# [Dataset rows describing interfaces]
= Beginning of Section =
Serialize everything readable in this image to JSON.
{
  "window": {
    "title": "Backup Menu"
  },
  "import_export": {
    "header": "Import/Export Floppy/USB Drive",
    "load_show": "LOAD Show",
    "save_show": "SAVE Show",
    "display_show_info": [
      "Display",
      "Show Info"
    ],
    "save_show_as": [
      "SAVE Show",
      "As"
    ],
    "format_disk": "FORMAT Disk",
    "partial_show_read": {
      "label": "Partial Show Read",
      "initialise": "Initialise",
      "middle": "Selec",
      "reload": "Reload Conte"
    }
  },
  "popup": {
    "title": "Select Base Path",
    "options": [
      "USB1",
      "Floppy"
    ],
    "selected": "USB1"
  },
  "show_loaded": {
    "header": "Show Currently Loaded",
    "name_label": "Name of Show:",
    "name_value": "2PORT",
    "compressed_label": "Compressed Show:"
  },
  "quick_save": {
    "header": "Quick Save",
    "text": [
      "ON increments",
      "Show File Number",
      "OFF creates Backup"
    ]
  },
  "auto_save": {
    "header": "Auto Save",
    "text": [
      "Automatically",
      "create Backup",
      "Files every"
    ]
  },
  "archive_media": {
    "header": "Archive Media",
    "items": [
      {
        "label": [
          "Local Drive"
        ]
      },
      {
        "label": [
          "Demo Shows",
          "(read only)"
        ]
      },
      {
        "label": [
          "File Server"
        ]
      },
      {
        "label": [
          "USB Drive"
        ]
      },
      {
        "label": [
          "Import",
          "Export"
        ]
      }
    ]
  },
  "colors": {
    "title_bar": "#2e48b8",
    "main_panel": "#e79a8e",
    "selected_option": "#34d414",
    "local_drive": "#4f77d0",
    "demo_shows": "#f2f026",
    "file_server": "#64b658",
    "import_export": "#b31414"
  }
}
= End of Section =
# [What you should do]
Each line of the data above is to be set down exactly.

# [Solution to the problem]
Serialize everything readable in this image to JSON.
{
  "window": {
    "title": "Backup Menu"
  },
  "import_export": {
    "header": "Import/Export Floppy/USB Drive",
    "load_show": "LOAD Show",
    "save_show": "SAVE Show",
    "display_show_info": [
      "Display",
      "Show Info"
    ],
    "save_show_as": [
      "SAVE Show",
      "As"
    ],
    "format_disk": "FORMAT Disk",
    "partial_show_read": {
      "label": "Partial Show Read",
      "initialise": "Initialise",
      "middle": "Selec",
      "reload": "Reload Conte"
    }
  },
  "popup": {
    "title": "Select Base Path",
    "options": [
      "USB1",
      "Floppy"
    ],
    "selected": "USB1"
  },
  "show_loaded": {
    "header": "Show Currently Loaded",
    "name_label": "Name of Show:",
    "name_value": "2PORT",
    "compressed_label": "Compressed Show:"
  },
  "quick_save": {
    "header": "Quick Save",
    "text": [
      "ON increments",
      "Show File Number",
      "OFF creates Backup"
    ]
  },
  "auto_save": {
    "header": "Auto Save",
    "text": [
      "Automatically",
      "create Backup",
      "Files every"
    ]
  },
  "archive_media": {
    "header": "Archive Media",
    "items": [
      {
        "label": [
          "Local Drive"
        ]
      },
      {
        "label": [
          "Demo Shows",
          "(read only)"
        ]
      },
      {
        "label": [
          "File Server"
        ]
      },
      {
        "label": [
          "USB Drive"
        ]
      },
      {
        "label": [
          "Import",
          "Export"
        ]
      }
    ]
  },
  "colors": {
    "title_bar": "#2e48b8",
    "main_panel": "#e79a8e",
    "selected_option": "#34d414",
    "local_drive": "#4f77d0",
    "demo_shows": "#f2f026",
    "file_server": "#64b658",
    "import_export": "#b31414"
  }
}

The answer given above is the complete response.